The practical approach to steep objectives
Growing up in the 90’s in the Adelaide Hills the rest of the world felt a long way away. New discoveries, geniuses, and game changing break throughs seemed to always happen in exotic places a long way away.
The most predictable thing in business is that people, teams, and organisations are going to be stretched. It can feel like this is unique to us, but it has been happening since the Industrial Revolution (and probably for a long time before that). The narrative tends to be ‘do more with less’. Often as leaders, we are the ones charged with the responsibility of passing this message onto the workers to execute the strategy.
Recently, I saw Eddie Izzard, the British Comedian, who brilliantly discussed his 27 marathons in 27 days (amongst a billion other things). He hilariously tells of the experience, "the first one is hard, the second, third, and fourth are the hardest, and then after that “your brain thinks it’s in bed dreaming about the pain you are in". But, think about it – Izzard is in his 50’s, hasn’t an athletic bone in his body, yet he achieved something most of us would consider impossible.
Finding this inspiring is easy. Taking a lesson from it and implementing habitual action to take on the seemingly impossible ourselves is very different.
When faced with tough budgets, stretch KPI’s, or ridiculous deadlines we can allow ourselves a moment to say “tell him he’s dreaming” (a famous Aussie quote from the movie The Castle) or some kind of expletive.

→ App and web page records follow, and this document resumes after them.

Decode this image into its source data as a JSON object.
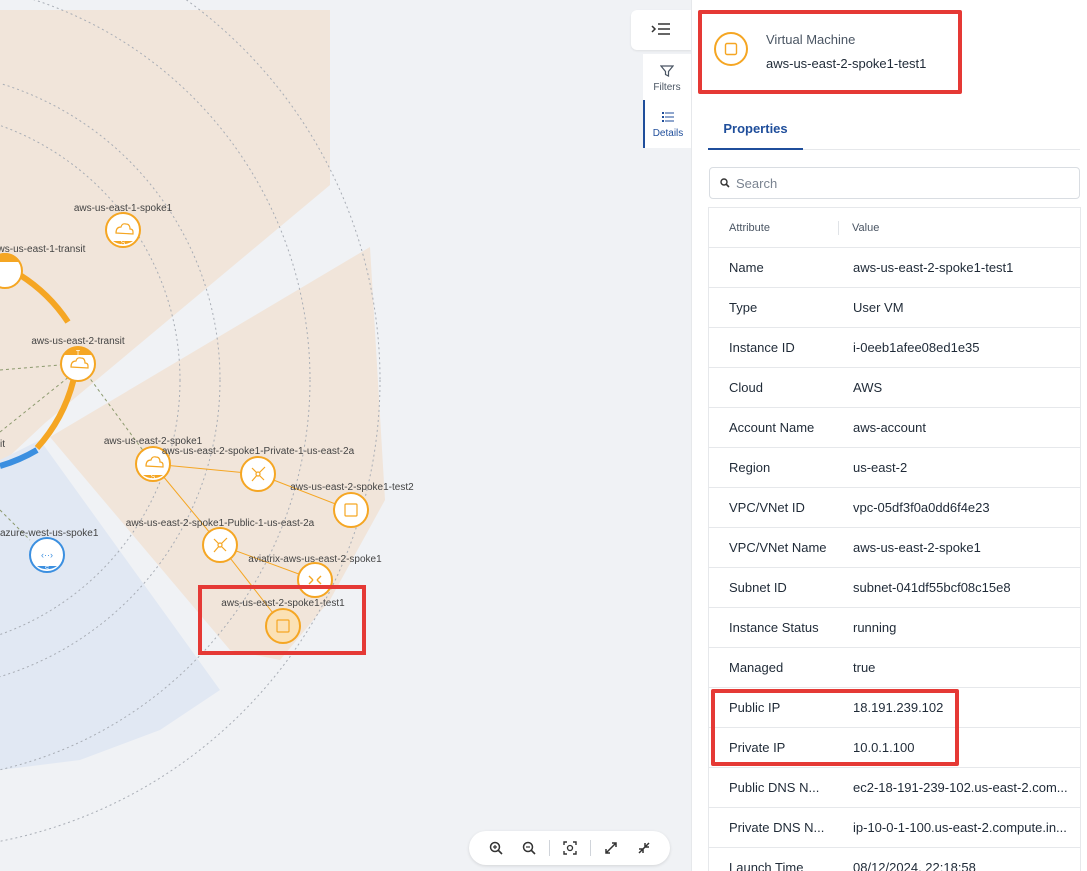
{
  "topology": {
    "nodes": [
      {
        "label": "aws-us-east-1-spoke1",
        "kind": "spoke",
        "badge": "S"
      },
      {
        "label": "aws-us-east-1-transit",
        "kind": "transit",
        "badge": "T"
      },
      {
        "label": "aws-us-east-2-transit",
        "kind": "transit",
        "badge": "T"
      },
      {
        "label": "aws-us-east-2-spoke1",
        "kind": "spoke",
        "badge": "S"
      },
      {
        "label": "aws-us-east-2-spoke1-Private-1-us-east-2a",
        "kind": "subnet"
      },
      {
        "label": "aws-us-east-2-spoke1-test2",
        "kind": "vm"
      },
      {
        "label": "aws-us-east-2-spoke1-Public-1-us-east-2a",
        "kind": "subnet"
      },
      {
        "label": "aviatrix-aws-us-east-2-spoke1",
        "kind": "gateway"
      },
      {
        "label": "aws-us-east-2-spoke1-test1",
        "kind": "vm",
        "selected": true
      },
      {
        "label": "azure-west-us-spoke1",
        "kind": "spoke",
        "badge": "S"
      },
      {
        "label": "it",
        "kind": "partial"
      }
    ]
  },
  "side_tabs": {
    "filters_label": "Filters",
    "details_label": "Details"
  },
  "panel": {
    "type_label": "Virtual Machine",
    "name": "aws-us-east-2-spoke1-test1",
    "tab_properties": "Properties",
    "search_placeholder": "Search",
    "col_attribute": "Attribute",
    "col_value": "Value",
    "rows": [
      {
        "attr": "Name",
        "value": "aws-us-east-2-spoke1-test1"
      },
      {
        "attr": "Type",
        "value": "User VM"
      },
      {
        "attr": "Instance ID",
        "value": "i-0eeb1afee08ed1e35"
      },
      {
        "attr": "Cloud",
        "value": "AWS"
      },
      {
        "attr": "Account Name",
        "value": "aws-account"
      },
      {
        "attr": "Region",
        "value": "us-east-2"
      },
      {
        "attr": "VPC/VNet ID",
        "value": "vpc-05df3f0a0dd6f4e23"
      },
      {
        "attr": "VPC/VNet Name",
        "value": "aws-us-east-2-spoke1"
      },
      {
        "attr": "Subnet ID",
        "value": "subnet-041df55bcf08c15e8"
      },
      {
        "attr": "Instance Status",
        "value": "running"
      },
      {
        "attr": "Managed",
        "value": "true"
      },
      {
        "attr": "Public IP",
        "value": "18.191.239.102"
      },
      {
        "attr": "Private IP",
        "value": "10.0.1.100"
      },
      {
        "attr": "Public DNS N...",
        "value": "ec2-18-191-239-102.us-east-2.com..."
      },
      {
        "attr": "Private DNS N...",
        "value": "ip-10-0-1-100.us-east-2.compute.in..."
      },
      {
        "attr": "Launch Time",
        "value": "08/12/2024, 22:18:58"
      }
    ]
  },
  "colors": {
    "aws_orange": "#f5a623",
    "azure_blue": "#3b8fe0",
    "highlight_red": "#e53935",
    "accent_blue": "#1f4e9b"
  }
}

Then once the angst has been let out, it is time to get a game face on and prepare to get the job done. In an age when 'failing often' is all the rage, we need to acknowledge that failing to meet objectives will not be tolerated for long, and the higher up the chain, the less wiggle room there is.
What I have found helpful includes:
Do you know all of the technical elements of your role, your team’s roles, and those that relate to your client? Close the gaps through training, research, and key on-the-job experience.
2. Tracking the right stuff?
Just because average sale, conversion rate, and run rates are what everyone has been tracking since forever, doesn’t mean you have to. Question what will ‘shift the dial’ when executing the strategy. Track what will make impact, not what someone ten years ago thought was important.
3. Seize the moments
In the movie Limitless, Bradley Cooper’s character takes a pill that opens up big chunks of his brain none of us can access. Suddenly colours are brighter, he is attuned to all kinds of details, and he feels awake in a way he has never felt before (kind of like a beautifully strong coffee in the morning 1000x). ‘Pre-pill’ is how I view most managers and executives out there. Working hard, with so much on their desk they can’t even see the 20 or 30 moments presented to them every day where productivity and effectiveness lies in their teams. The moments that create, initiate, and nudge people closer to being brilliant at their jobs and align everyone's purpose.
The first two fixes listed above are the easiest to execute, and that is why most tend towards them first, and rightly so. Without these in place, the small moments cannot be understood or capitalised upon. The third takes courage to own up to and to develop. As Dr Brene Brown says, “we can choose comfort, or we can choose courage”. Having the courage to develop the leadership interpersonal skills, and then to practice them daily in the workplace takes courage.
The payoff? This is where true transformation happens. Where business results are meaningfully impacted. Where unrealistic targets become achievable.